We’ve posted a few items in recent weeks about the unique rules of the USFL, which debuts tonight. From a fourth-and-12 alternative to onside kicks to a two-point shootout in lieu of standard overtime to defensive pass interference not being a spot foul unless egregious to no 10-yard chains to measure first downs, there are plenty of differences between the four-letter upstart and the three-letter behemoth.
Here’s another. In addition to the NFL-style (and distance) one- and two-point options, a team that scores a touchdown can go for three. The ball gets placed at the 10. Get it into the end zone, and six points become nine.
Which means a one-score game has expanded to nine points, and an 18-point game is still a two-score game.
With the fourth-and-12 option for keeping possession after a touchdown, even a 27-point margin in the fourth quarter isn’t entirely safe. Which should get people to keep watching, if they already are.
That’s the real question. Will people watch? Legalized gambling will help, since if folks have skin in the game they’ll be more inclined to monitor it. Still, the annals of pro football are littered with failed spring leagues.
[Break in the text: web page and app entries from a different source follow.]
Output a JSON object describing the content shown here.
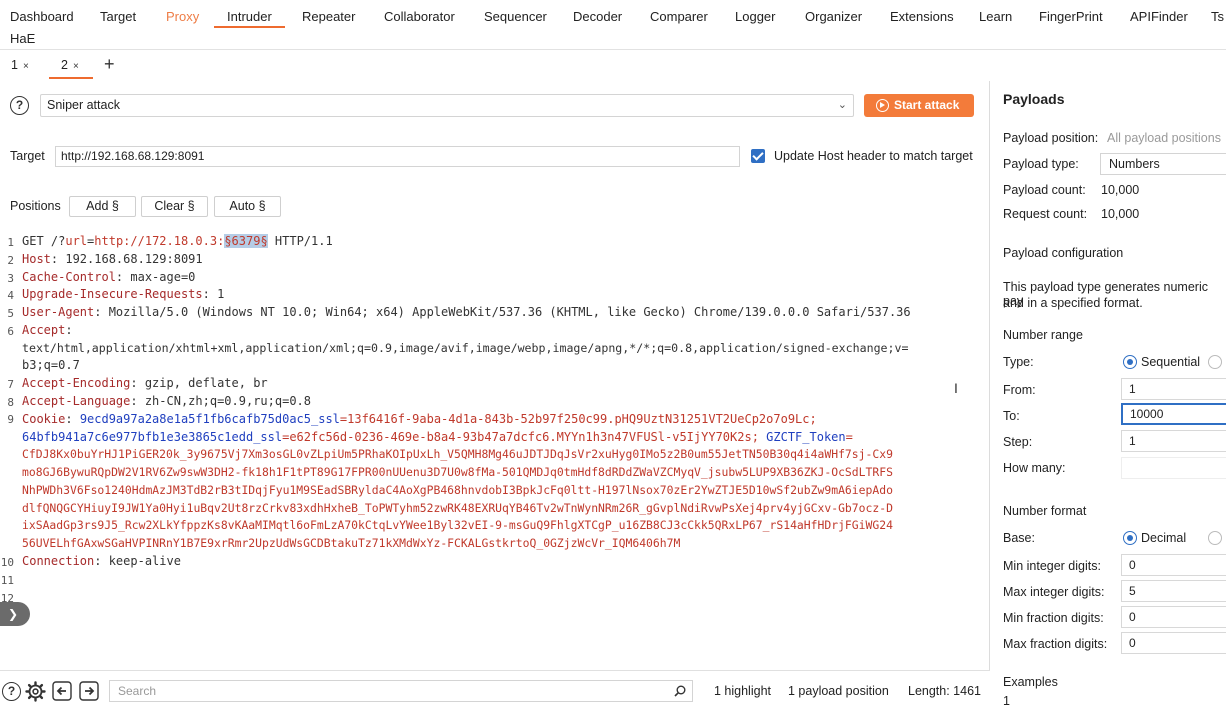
{
  "nav": {
    "tabs": [
      "Dashboard",
      "Target",
      "Proxy",
      "Intruder",
      "Repeater",
      "Collaborator",
      "Sequencer",
      "Decoder",
      "Comparer",
      "Logger",
      "Organizer",
      "Extensions",
      "Learn",
      "FingerPrint",
      "APIFinder",
      "Ts"
    ],
    "second_row": "HaE"
  },
  "subtabs": [
    {
      "label": "1",
      "close": "×"
    },
    {
      "label": "2",
      "close": "×"
    }
  ],
  "add_tab": "+",
  "attack": {
    "help": "?",
    "type_value": "Sniper attack",
    "start_label": "Start attack"
  },
  "target": {
    "label": "Target",
    "value": "http://192.168.68.129:8091",
    "update_host_label": "Update Host header to match target"
  },
  "positions": {
    "label": "Positions",
    "add": "Add §",
    "clear": "Clear §",
    "auto": "Auto §"
  },
  "request": {
    "line1": {
      "method": "GET /?",
      "param": "url",
      "eq": "=",
      "prefix": "http://172.18.0.3:",
      "marker": "§6379§",
      "version": " HTTP/1.1"
    },
    "host": {
      "k": "Host",
      "v": ": 192.168.68.129:8091"
    },
    "cache": {
      "k": "Cache-Control",
      "v": ": max-age=0"
    },
    "upgrade": {
      "k": "Upgrade-Insecure-Requests",
      "v": ": 1"
    },
    "ua": {
      "k": "User-Agent",
      "v": ": Mozilla/5.0 (Windows NT 10.0; Win64; x64) AppleWebKit/537.36 (KHTML, like Gecko) Chrome/139.0.0.0 Safari/537.36"
    },
    "accept": {
      "k": "Accept",
      "v": ":"
    },
    "accept_val1": "text/html,application/xhtml+xml,application/xml;q=0.9,image/avif,image/webp,image/apng,*/*;q=0.8,application/signed-exchange;v=",
    "accept_val2": "b3;q=0.7",
    "encoding": {
      "k": "Accept-Encoding",
      "v": ": gzip, deflate, br"
    },
    "language": {
      "k": "Accept-Language",
      "v": ": zh-CN,zh;q=0.9,ru;q=0.8"
    },
    "cookie_k": "Cookie",
    "cookie1_name": "9ecd9a97a2a8e1a5f1fb6cafb75d0ac5_ssl",
    "cookie1_val": "=13f6416f-9aba-4d1a-843b-52b97f250c99.pHQ9UztN31251VT2UeCp2o7o9Lc;",
    "cookie2_name": "64bfb941a7c6e977bfb1e3e3865c1edd_ssl",
    "cookie2_val": "=e62fc56d-0236-469e-b8a4-93b47a7dcfc6.MYYn1h3n47VFUSl-v5IjYY70K2s;",
    "cookie3_name": "GZCTF_Token",
    "cookie3_eq": "=",
    "cookie_lines": [
      "CfDJ8Kx0buYrHJ1PiGER20k_3y9675Vj7Xm3osGL0vZLpiUm5PRhaKOIpUxLh_V5QMH8Mg46uJDTJDqJsVr2xuHyg0IMo5z2B0um55JetTN50B30q4i4aWHf7sj-Cx9",
      "mo8GJ6BywuRQpDW2V1RV6Zw9swW3DH2-fk18h1F1tPT89G17FPR00nUUenu3D7U0w8fMa-501QMDJq0tmHdf8dRDdZWaVZCMyqV_jsubw5LUP9XB36ZKJ-OcSdLTRFS",
      "NhPWDh3V6Fso1240HdmAzJM3TdB2rB3tIDqjFyu1M9SEadSBRyldaC4AoXgPB468hnvdobI3BpkJcFq0ltt-H197lNsox70zEr2YwZTJE5D10wSf2ubZw9mA6iepAdo",
      "dlfQNQGCYHiuyI9JW1Ya0Hyi1uBqv2Ut8rzCrkv83xdhHxheB_ToPWTyhm52zwRK48EXRUqYB46Tv2wTnWynNRm26R_gGvplNdiRvwPsXej4prv4yjGCxv-Gb7ocz-D",
      "ixSAadGp3rs9J5_Rcw2XLkYfppzKs8vKAaMIMqtl6oFmLzA70kCtqLvYWee1Byl32vEI-9-msGuQ9FhlgXTCgP_u16ZB8CJ3cCkk5QRxLP67_rS14aHfHDrjFGiWG24",
      "56UVELhfGAxwSGaHVPINRnY1B7E9xrRmr2UpzUdWsGCDBtakuTz71kXMdWxYz-FCKALGstkrtoQ_0GZjzWcVr_IQM6406h7M"
    ],
    "connection": {
      "k": "Connection",
      "v": ": keep-alive"
    },
    "line_numbers": [
      "1",
      "2",
      "3",
      "4",
      "5",
      "6",
      "7",
      "8",
      "9",
      "10",
      "11",
      "12"
    ]
  },
  "bottom": {
    "search_placeholder": "Search",
    "highlights": "1 highlight",
    "payload_positions": "1 payload position",
    "length": "Length: 1461"
  },
  "payloads": {
    "title": "Payloads",
    "position_label": "Payload position:",
    "position_value": "All payload positions",
    "type_label": "Payload type:",
    "type_value": "Numbers",
    "count_label": "Payload count:",
    "count_value": "10,000",
    "request_label": "Request count:",
    "request_value": "10,000",
    "config_title": "Payload configuration",
    "config_desc1": "This payload type generates numeric pay",
    "config_desc2": "and in a specified format.",
    "range_title": "Number range",
    "type2_label": "Type:",
    "sequential": "Sequential",
    "from_label": "From:",
    "from_value": "1",
    "to_label": "To:",
    "to_value": "10000",
    "step_label": "Step:",
    "step_value": "1",
    "howmany_label": "How many:",
    "format_title": "Number format",
    "base_label": "Base:",
    "decimal": "Decimal",
    "min_int_label": "Min integer digits:",
    "min_int_value": "0",
    "max_int_label": "Max integer digits:",
    "max_int_value": "5",
    "min_frac_label": "Min fraction digits:",
    "min_frac_value": "0",
    "max_frac_label": "Max fraction digits:",
    "max_frac_value": "0",
    "examples_title": "Examples",
    "example1": "1"
  }
}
This one could be different. The AAF failed in 2019 because it ran out of money, in part because it was spending too much and didn’t have enough. The second iteration of the XFL ended in 2020 due to the pandemic. The USFL, which lasted for several years in the 1980s until it foolishly shifted to the fall in order to compete directly with the NFL, has one year to itself before the XFL returns again.
Maybe both will succeed. Maybe one will fail. Maybe both will fail. I still think, as explained in the final chapter of Playmakers, that a Tuesday and Wednesday night minor league during football season would have a much better chance to thrive.
Of course, if that ever happens, Tuesday and Wednesday NFL games will instantly become a regular occurrence.
USFL debuts tonight with a three-point option after touchdowns originally appeared on Pro Football Talk